He said users can have telephony, document management applications “and other supported tools like Acrobat layered into VCO Desk along with VCO Lend or another LOS, as well as “user-specific SaaS applications unique to their own environment. All of these IT elements are managed and offered to the user, accessible from any location on any device,” via a high-speed Internet connection to the Acris Technology cloud system.

“The cloud allows Acris to deliver not only the platform as a service but also the software, the licenses, and all levels of system support allowing the company to significantly reduce in-house IT staff from their overhead cost structure,” said Johnston. He said programmers and administrators that specialize in working with a multitenant platform inevitably are more skilled and efficient at creating custom applications to use with that platform than are a lenders in-house IT staff. And they pass along economies of scale by working on demand, at the lenders’ disposal “but not on their payroll.”

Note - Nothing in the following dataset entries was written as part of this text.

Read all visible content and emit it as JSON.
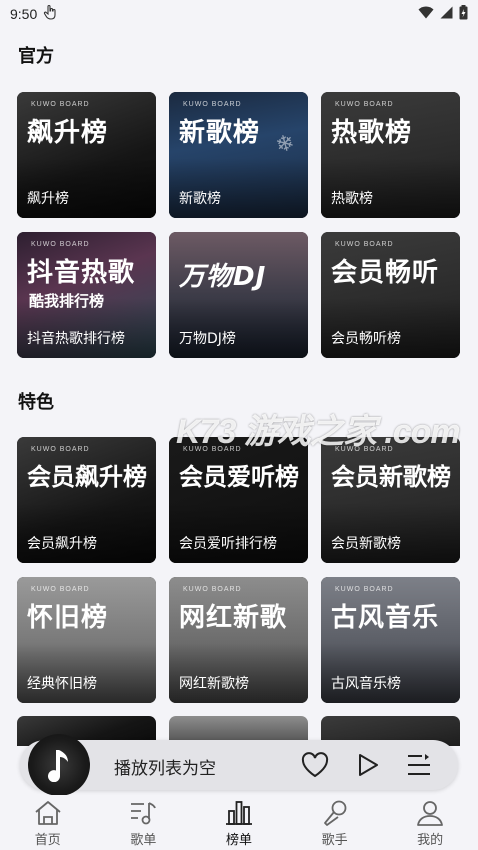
{
  "status": {
    "time": "9:50"
  },
  "sections": [
    {
      "title": "官方",
      "cards": [
        {
          "brand": "KUWO BOARD",
          "big": "飙升榜",
          "sub": "",
          "caption": "飙升榜",
          "bg": "bg-dark1"
        },
        {
          "brand": "KUWO BOARD",
          "big": "新歌榜",
          "sub": "",
          "caption": "新歌榜",
          "bg": "bg-blue"
        },
        {
          "brand": "KUWO BOARD",
          "big": "热歌榜",
          "sub": "",
          "caption": "热歌榜",
          "bg": "bg-gray"
        },
        {
          "brand": "KUWO BOARD",
          "big": "抖音热歌",
          "sub": "酷我排行榜",
          "caption": "抖音热歌排行榜",
          "bg": "bg-purple"
        },
        {
          "brand": "",
          "big": "万物DJ",
          "sub": "",
          "caption": "万物DJ榜",
          "bg": "bg-sunset"
        },
        {
          "brand": "KUWO BOARD",
          "big": "会员畅听",
          "sub": "",
          "caption": "会员畅听榜",
          "bg": "bg-gray"
        }
      ]
    },
    {
      "title": "特色",
      "cards": [
        {
          "brand": "KUWO BOARD",
          "big": "会员飙升榜",
          "sub": "",
          "caption": "会员飙升榜",
          "bg": "bg-dark1"
        },
        {
          "brand": "KUWO BOARD",
          "big": "会员爱听榜",
          "sub": "",
          "caption": "会员爱听排行榜",
          "bg": "bg-black"
        },
        {
          "brand": "KUWO BOARD",
          "big": "会员新歌榜",
          "sub": "",
          "caption": "会员新歌榜",
          "bg": "bg-gray"
        },
        {
          "brand": "KUWO BOARD",
          "big": "怀旧榜",
          "sub": "",
          "caption": "经典怀旧榜",
          "bg": "bg-light1"
        },
        {
          "brand": "KUWO BOARD",
          "big": "网红新歌",
          "sub": "",
          "caption": "网红新歌榜",
          "bg": "bg-light2"
        },
        {
          "brand": "KUWO BOARD",
          "big": "古风音乐",
          "sub": "",
          "caption": "古风音乐榜",
          "bg": "bg-light3"
        }
      ]
    }
  ],
  "watermark": "K73 游戏之家 .com",
  "player": {
    "text": "播放列表为空"
  },
  "tabs": [
    {
      "label": "首页",
      "icon": "home-icon"
    },
    {
      "label": "歌单",
      "icon": "playlist-icon"
    },
    {
      "label": "榜单",
      "icon": "chart-icon",
      "active": true
    },
    {
      "label": "歌手",
      "icon": "singer-icon"
    },
    {
      "label": "我的",
      "icon": "profile-icon"
    }
  ]
}
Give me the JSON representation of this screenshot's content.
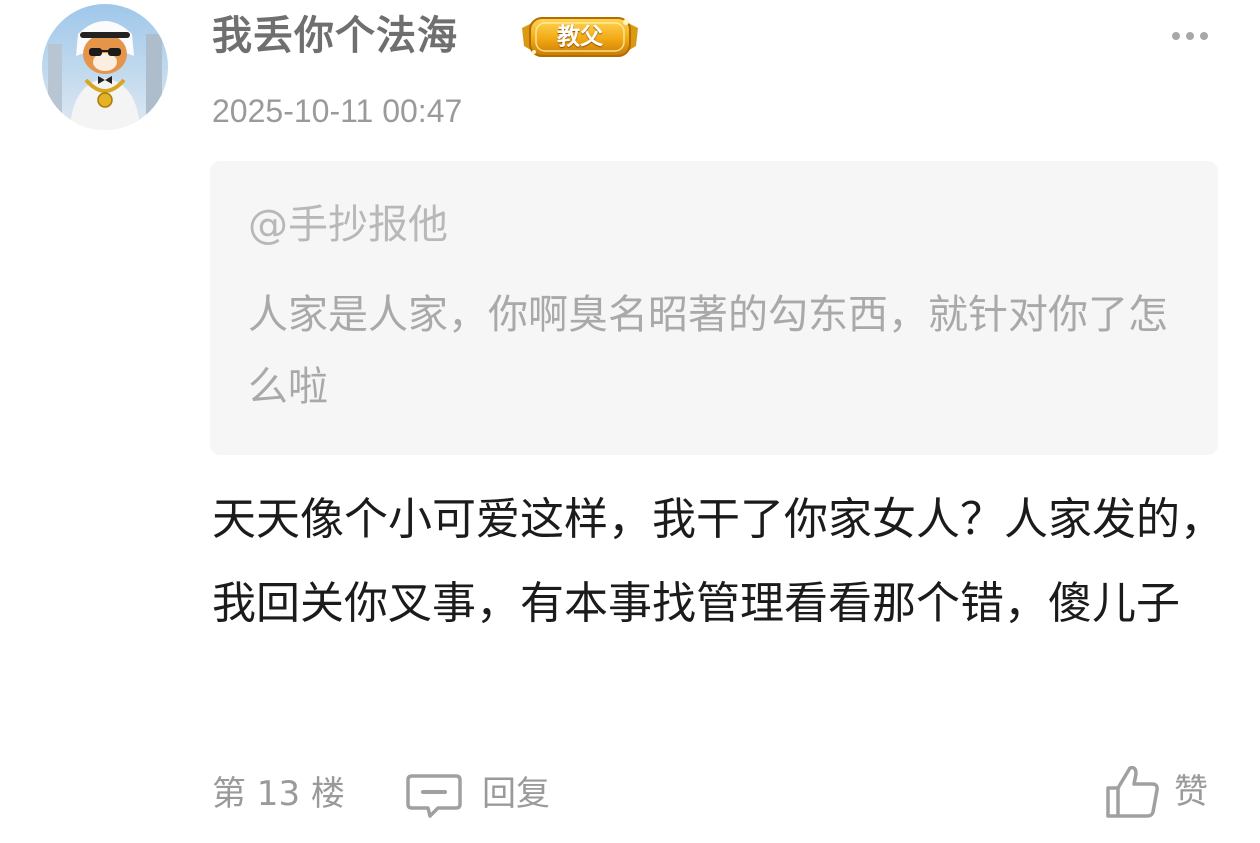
{
  "post": {
    "username": "我丢你个法海",
    "badge": "教父",
    "timestamp": "2025-10-11 00:47",
    "quote": {
      "mention": "@手抄报他",
      "text": "人家是人家，你啊臭名昭著的勾东西，就针对你了怎么啦"
    },
    "body": "天天像个小可爱这样，我干了你家女人？人家发的，我回关你叉事，有本事找管理看看那个错，傻儿子",
    "footer": {
      "floor": "第 13 楼",
      "reply_label": "回复",
      "like_label": "赞"
    }
  },
  "icons": {
    "more": "more-dots-icon",
    "reply": "comment-bubble-icon",
    "like": "thumbs-up-icon"
  },
  "colors": {
    "username": "#6f6f6f",
    "meta": "#9a9a9a",
    "quote_bg": "#f6f6f6",
    "quote_text": "#a9a9a9",
    "body_text": "#1b1b1b",
    "badge_gold": "#e8a411"
  }
}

A paradigm shift that the Acris PaaS platform brings to mortgage lending is that it treats the loan originations system as a service that can be swapped out for any other LOS that the lender chooses.

“VCO Desk is the Acris PaaS; VCO Lend is the LOS,” explained Johnston. To those who see a danger of vendor lock-in with PaaS adoption, he stressed that Acris can easily enable access to an LOS other than VCO Lend via “a button on their desktop.”

Like other end-to-end offerings, Johnson said, some pieces of VCO Lend are better than others. He cited CRM and automated underwriting and pricing engines as examples of guest services that lenders would need to have installed from outside the system.

Huntington Beach, Calif.-based Notary Direct, a nationwide signing service providing over 20,000 mobile notaries and attorneys, uses the Acris PaaS technology.

“Our choice to partner with Acris was not based solely on the applications they provided but more as a long-term solution to ever-changing software and hardware advances,” said Shannon Seitzinger, president of Notary Direct. “Acris allows us to keep up with state-of-the-art programs, licensing, and hardware for one low monthly cost and allows us the benefit of a full-time IT team without the cost of employing or contracting services based on individual specialties.

“The Acris platform allows us access to the best possible employees regardless of where in the country they reside,” she continued. “We can expand or reduce our workforce with a simple phone call and a standard user fee.” Agility, reusability, variable cost structure and the ability to employ a geographically dispersed workforce are key benefits of operating in a cloud-based multitenant environment. PaaS enables all of them.

Given how long lenders have saddled themselves with ample office space to ramp up employee count when originations increase, the time is ripe for technology that enables a mortgage lender to cover all the bases involved in migrating to a distributed workforce model.

However, it must be said that the broad neighborhood Acris plays in has other players that operate successfully without yoking themselves to PaaS. Think, for example, of Indisoft’s RX Office on the default management side, Avista Solutions’ agile programming services and DocMagic’s freely available e-signing service.

Indisoft applies its experience with health care technology to the mortgage default space based on the match-up between a sick patient and a sick loan. Avista offer its lender users access to agile tech development teams that can customize features of its system more rapidly than the lender can do it with in-house IT staff. DocMagic makes it possible for lenders to alert their borrowers that they can offer them free access to the DocMagic ClickSign service for anytime use after the loan closes.

These are the kinds of value-adds that PaaS providers offer to spur adoption. Though none of these benefits are dependent on PaaS, the PaaS model can help lenders and vendors alike assess how well they are leveraging the promise of cloud computing.

As published in Mortgage Technology Magazine, January 2011.